Achebe suggests that more than a mere ordering of things, storytelling must be recognized as a necessary and positive tool for social change. Indeed, Achebe's belief that storytelling is critical to Nigeria's future rings clear in the exchange among Ikem, one of the three narrators, and the elders from his village, Abazon. Suffering drought and poverty, the Abazon leaders have traveled to the capital in an effort to pressure the government for relief. Emphasizing the importance of the story, an old man, launches into a diatribe pronouncing, "The story is our escort; without it, we are blind. Does the blind man own his escort? No, neither do we the story; rather is the story that owns and directs us" (114). Therefore, the subject is constituted through stories, as stories mark differences in human experience. The old man continues to explain the story of a tortoise captured by a leopard; whereby the tortoise, just before its death, asks the leopard for a moment to scratch the sand vigorously in order to leave an impression of the struggle. In the tradition of African storytelling, Ikem then passes this story on to an audience of young students challenging Kanga's social and economic state. Again, merging technique and theme, Achebe affirms the need to (re)tell stories of the past in order to enter the future successfully.
This drive to leave an impression in the sand appears repeatedly in Waterland. Crick's grandfather, for example, whose unnatural love for his daughter insists on a child--a mark symbolizing his struggle against nature--produces Dick, Crick's mentally defective brother. And reaching even farther back, Crick traces to his ancestors feat of draining the Fens, reclaiming land. However, nothing triumphs over nature, and Crick describes his ancestors' understanding of their seemingly futile yet necessary effort to leave an impression on the Fens: "Because they did not forget, in their muddy labors, their swampy origins; that, however much you resist them, the waters will return; that the land sinks; silt collects; that something in nature wants to go back" (17). Water, a metaphor for change, cycles, life and destruction, a fluid without container, water cannot be completely controlled. Despite the draining of water from the Fens, the human attempts to create land, breweries and railroads, ultimately nothing will leave an impression in the sand except water. Like Swift, Achebe points to nature, to the anthills, as true historical artifact.
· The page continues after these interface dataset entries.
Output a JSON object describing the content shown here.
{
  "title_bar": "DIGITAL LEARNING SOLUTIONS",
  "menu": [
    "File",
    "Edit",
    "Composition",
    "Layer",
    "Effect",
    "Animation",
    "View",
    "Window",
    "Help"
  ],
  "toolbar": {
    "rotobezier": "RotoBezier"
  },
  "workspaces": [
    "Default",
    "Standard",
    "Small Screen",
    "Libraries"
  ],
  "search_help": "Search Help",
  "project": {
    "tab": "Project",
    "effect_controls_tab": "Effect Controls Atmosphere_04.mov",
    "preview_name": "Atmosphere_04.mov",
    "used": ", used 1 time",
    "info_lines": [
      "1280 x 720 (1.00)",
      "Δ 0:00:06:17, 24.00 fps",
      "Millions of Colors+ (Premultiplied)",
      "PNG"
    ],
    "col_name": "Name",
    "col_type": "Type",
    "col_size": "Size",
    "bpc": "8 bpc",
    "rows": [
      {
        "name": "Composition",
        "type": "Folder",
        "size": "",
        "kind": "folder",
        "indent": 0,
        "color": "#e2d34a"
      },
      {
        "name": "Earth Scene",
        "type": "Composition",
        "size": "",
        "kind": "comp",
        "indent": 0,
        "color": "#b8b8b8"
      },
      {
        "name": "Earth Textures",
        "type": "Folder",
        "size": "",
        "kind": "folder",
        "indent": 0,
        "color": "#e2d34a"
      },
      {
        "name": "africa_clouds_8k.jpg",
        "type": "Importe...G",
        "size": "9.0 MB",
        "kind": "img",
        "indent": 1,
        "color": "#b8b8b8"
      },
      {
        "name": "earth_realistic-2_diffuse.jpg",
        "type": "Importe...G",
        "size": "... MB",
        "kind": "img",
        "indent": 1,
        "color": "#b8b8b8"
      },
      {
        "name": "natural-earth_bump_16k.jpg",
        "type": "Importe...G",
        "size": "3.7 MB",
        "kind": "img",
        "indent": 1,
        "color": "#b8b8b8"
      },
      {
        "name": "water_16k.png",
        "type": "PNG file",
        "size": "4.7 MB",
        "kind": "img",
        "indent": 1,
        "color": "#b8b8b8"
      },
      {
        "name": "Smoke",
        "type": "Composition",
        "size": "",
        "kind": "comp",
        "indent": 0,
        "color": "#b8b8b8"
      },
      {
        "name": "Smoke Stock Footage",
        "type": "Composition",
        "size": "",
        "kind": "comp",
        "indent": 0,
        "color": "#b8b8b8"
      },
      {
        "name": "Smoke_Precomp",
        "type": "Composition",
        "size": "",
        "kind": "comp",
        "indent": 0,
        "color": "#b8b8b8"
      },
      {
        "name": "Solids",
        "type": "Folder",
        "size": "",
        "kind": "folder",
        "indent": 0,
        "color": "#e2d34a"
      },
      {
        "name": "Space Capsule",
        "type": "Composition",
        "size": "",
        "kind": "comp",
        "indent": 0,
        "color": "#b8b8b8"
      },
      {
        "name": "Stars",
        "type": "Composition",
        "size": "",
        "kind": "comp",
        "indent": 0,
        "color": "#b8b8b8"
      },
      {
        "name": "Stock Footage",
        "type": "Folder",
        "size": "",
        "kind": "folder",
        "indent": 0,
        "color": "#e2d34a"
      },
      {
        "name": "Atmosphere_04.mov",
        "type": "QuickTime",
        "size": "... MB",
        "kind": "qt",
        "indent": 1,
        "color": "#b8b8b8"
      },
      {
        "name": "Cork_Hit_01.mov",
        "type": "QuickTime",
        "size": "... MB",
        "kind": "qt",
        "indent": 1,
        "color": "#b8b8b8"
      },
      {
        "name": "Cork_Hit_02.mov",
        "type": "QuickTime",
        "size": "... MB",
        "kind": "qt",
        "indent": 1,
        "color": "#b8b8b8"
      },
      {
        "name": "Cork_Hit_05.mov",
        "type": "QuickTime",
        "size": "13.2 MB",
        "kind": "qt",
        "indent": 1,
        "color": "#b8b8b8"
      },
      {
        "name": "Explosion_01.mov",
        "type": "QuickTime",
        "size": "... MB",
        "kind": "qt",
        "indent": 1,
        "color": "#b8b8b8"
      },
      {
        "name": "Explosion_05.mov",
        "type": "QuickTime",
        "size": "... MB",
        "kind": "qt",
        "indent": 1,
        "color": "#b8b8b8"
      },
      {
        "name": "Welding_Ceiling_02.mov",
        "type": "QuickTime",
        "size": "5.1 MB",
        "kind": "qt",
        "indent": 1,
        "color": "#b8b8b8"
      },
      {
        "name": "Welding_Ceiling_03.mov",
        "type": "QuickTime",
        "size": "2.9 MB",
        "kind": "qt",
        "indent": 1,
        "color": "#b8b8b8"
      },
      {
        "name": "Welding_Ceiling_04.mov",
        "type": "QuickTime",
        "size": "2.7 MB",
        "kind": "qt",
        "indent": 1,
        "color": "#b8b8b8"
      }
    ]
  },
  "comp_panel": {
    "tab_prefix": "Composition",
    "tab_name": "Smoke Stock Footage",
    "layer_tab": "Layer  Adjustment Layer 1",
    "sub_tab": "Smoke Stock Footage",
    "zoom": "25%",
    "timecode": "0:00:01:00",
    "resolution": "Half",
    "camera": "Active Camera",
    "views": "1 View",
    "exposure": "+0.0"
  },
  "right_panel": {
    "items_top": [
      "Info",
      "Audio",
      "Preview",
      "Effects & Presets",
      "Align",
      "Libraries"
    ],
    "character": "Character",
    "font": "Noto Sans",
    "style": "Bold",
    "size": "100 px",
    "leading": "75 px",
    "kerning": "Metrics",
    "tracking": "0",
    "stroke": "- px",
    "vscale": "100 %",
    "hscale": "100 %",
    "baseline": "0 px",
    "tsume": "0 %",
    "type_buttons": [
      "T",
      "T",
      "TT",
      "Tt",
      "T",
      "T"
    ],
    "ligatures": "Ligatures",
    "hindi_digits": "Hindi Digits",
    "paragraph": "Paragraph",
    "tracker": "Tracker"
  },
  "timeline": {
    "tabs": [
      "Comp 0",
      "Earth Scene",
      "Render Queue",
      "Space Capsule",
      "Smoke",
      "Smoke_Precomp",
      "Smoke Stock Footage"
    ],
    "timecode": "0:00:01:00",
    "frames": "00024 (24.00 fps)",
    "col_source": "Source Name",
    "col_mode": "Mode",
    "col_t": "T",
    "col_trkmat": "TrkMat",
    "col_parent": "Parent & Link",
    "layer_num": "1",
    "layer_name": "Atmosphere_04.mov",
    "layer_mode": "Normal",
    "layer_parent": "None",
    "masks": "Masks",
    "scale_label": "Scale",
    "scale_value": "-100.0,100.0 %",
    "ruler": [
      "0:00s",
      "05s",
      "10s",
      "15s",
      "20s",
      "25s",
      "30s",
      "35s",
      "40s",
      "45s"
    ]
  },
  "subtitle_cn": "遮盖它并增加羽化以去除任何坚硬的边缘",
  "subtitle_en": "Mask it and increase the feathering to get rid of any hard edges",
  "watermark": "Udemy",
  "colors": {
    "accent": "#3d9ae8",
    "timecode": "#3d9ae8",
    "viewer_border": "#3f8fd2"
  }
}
In Ikem's "Hymn to the Sun" Achebe invokes the novel's title, suggesting that the anthills survive, "to tell the new grass of the savannah about last year's brush fires" (28).
How much, then, of history occurs as accident or entropic force? Like the British empire or Kanga's self-rule, Atkinson's brewery, or Mary's sexual curiosity, must every attempt to fashion human existence fade? For Swift, nature is victor, and even the act of telling stories affirms nature's triumph, as it is a peculiar human necessity to tell and take and make stories. Achebe suggests that whereas human triumphs over nature are always temporary, people must continually engage in the infinite task of making new stories by manipulating history. For example, subverting tradition in the name of tradition, Beatrice's naming ceremony functions as a prophesy for future Kangan society, and here Achebe describes the potential for a successful postcolonial nation . Realizing the intimacy between storytelling and the fractional yet powerful Here and Now, Achebe accesses the future. As Friedrich Nietzsche once wrote, "What is great in man is that he is a bridge and not a goal" (44). This being stated, under a bridge there must be water that will at some point destroy the human structure.